**Problem to solve:** I need every line that includes the word "contains" copied from the material.

______

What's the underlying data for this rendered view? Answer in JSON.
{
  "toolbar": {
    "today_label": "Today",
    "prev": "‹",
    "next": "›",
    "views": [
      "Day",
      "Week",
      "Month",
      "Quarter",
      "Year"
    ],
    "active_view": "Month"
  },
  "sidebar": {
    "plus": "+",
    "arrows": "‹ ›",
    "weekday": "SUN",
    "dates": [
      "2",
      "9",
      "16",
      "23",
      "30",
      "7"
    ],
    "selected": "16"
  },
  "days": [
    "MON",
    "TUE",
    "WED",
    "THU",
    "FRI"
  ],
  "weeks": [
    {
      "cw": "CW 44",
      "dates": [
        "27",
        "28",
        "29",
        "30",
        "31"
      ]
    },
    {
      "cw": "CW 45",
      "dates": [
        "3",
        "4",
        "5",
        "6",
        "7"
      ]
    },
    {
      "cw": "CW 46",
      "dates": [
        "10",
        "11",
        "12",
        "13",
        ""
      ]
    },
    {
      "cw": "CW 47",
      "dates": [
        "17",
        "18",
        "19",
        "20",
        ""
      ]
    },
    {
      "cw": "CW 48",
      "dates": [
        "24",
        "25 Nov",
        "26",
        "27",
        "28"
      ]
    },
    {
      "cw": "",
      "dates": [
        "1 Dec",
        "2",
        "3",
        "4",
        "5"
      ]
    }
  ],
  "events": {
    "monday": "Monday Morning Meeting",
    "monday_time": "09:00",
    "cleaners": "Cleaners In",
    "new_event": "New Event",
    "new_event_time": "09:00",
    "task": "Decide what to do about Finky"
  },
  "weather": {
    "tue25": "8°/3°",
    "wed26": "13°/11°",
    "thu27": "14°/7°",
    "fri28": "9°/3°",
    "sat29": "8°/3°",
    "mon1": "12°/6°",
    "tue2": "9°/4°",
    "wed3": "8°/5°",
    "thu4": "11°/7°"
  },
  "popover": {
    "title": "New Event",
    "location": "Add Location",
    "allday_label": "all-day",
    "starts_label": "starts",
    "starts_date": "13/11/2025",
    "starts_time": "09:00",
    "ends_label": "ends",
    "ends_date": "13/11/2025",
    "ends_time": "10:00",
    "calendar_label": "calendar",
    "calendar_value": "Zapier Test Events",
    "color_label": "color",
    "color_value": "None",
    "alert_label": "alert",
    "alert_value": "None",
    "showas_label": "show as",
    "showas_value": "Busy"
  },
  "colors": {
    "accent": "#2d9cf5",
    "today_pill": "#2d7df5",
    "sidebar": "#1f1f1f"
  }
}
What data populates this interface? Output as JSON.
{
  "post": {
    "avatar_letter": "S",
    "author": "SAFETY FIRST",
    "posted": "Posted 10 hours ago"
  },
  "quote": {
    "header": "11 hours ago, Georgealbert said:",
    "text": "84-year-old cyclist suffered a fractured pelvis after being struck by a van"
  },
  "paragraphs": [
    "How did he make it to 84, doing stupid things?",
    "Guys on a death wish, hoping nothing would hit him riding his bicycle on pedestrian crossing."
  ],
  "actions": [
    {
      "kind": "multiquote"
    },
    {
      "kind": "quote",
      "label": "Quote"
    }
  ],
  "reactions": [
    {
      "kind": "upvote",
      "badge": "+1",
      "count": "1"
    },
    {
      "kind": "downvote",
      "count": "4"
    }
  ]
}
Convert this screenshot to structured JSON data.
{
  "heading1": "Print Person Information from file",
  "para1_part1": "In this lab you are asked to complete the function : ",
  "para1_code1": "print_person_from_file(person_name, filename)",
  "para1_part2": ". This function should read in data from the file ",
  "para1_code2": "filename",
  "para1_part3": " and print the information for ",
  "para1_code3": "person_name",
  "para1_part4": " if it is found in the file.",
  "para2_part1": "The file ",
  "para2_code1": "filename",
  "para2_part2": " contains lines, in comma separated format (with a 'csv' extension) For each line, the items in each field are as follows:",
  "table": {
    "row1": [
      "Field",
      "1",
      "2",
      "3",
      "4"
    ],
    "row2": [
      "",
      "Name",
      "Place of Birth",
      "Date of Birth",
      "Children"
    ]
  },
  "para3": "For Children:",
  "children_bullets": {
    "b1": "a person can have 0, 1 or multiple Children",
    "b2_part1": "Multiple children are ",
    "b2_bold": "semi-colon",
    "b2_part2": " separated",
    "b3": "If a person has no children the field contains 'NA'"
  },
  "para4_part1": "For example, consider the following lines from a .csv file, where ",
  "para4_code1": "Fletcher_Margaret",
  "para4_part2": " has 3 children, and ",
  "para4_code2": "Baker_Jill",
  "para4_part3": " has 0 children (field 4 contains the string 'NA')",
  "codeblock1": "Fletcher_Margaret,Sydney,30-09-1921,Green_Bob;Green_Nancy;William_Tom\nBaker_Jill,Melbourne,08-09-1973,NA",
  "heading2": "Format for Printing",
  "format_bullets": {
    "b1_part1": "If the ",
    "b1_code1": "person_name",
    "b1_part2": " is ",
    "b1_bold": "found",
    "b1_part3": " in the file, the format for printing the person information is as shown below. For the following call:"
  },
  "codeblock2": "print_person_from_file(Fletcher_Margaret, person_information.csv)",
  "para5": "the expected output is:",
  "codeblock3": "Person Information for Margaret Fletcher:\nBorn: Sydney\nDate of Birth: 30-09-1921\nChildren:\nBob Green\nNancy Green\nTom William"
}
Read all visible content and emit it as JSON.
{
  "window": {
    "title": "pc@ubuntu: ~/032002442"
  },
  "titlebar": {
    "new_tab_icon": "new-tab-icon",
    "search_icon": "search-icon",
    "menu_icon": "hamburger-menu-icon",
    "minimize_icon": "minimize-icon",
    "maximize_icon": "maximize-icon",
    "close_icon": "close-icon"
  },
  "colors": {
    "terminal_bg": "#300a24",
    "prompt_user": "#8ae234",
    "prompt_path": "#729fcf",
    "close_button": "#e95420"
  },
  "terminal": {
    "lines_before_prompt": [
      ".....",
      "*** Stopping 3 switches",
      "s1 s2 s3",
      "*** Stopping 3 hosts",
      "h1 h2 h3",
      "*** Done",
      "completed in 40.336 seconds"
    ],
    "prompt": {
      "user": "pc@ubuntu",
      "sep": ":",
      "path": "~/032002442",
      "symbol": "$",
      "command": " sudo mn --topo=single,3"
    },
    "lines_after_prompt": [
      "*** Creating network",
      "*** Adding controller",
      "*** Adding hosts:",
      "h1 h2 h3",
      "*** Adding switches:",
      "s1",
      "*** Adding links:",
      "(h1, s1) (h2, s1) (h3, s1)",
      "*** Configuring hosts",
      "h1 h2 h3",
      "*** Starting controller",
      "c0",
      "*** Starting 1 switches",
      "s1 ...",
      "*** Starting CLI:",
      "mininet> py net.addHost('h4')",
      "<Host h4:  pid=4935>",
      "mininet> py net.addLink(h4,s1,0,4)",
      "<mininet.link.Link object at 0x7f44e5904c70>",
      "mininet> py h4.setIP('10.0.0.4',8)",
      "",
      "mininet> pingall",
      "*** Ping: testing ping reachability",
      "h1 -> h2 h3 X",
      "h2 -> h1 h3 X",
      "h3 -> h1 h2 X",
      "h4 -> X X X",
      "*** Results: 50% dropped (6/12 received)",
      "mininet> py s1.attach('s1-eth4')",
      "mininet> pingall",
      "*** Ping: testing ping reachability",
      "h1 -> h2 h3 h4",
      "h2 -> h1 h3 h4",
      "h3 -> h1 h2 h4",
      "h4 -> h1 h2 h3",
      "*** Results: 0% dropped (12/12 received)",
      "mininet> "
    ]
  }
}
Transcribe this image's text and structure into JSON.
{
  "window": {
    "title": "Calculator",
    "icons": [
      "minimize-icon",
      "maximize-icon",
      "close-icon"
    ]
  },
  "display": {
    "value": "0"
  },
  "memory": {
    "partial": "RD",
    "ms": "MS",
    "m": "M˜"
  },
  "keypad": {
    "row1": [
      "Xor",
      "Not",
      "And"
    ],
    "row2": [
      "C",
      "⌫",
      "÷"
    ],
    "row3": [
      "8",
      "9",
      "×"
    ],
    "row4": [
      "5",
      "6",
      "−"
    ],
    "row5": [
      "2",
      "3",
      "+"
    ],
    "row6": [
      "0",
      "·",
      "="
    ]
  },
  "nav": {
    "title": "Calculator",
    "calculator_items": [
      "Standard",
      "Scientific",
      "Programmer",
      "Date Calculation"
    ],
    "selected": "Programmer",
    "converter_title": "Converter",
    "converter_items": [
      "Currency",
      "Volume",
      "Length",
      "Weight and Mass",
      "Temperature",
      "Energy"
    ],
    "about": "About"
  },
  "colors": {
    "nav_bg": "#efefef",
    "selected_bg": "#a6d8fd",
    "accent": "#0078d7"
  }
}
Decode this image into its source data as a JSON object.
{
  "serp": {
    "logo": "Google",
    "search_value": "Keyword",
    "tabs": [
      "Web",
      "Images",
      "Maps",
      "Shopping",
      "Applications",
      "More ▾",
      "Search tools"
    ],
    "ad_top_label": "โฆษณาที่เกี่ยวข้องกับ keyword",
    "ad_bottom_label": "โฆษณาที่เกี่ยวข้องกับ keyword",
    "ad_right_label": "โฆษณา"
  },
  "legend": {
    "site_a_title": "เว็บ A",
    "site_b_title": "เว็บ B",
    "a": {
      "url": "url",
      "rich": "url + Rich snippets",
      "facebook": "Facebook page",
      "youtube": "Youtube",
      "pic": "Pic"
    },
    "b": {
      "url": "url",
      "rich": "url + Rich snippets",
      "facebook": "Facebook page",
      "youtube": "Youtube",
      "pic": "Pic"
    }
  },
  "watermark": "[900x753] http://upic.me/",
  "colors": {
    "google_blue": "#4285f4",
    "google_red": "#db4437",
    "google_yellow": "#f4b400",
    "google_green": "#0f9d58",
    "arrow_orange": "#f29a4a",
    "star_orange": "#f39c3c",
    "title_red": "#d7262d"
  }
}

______

**Result below:**
  "para2_part2": " contains lines, in comma separated format (with a 'csv' extension) For each line, the items in each field are as follows:",
    "b3": "If a person has no children the field contains 'NA'"
  "para4_part3": " has 0 children (field 4 contains the string 'NA')",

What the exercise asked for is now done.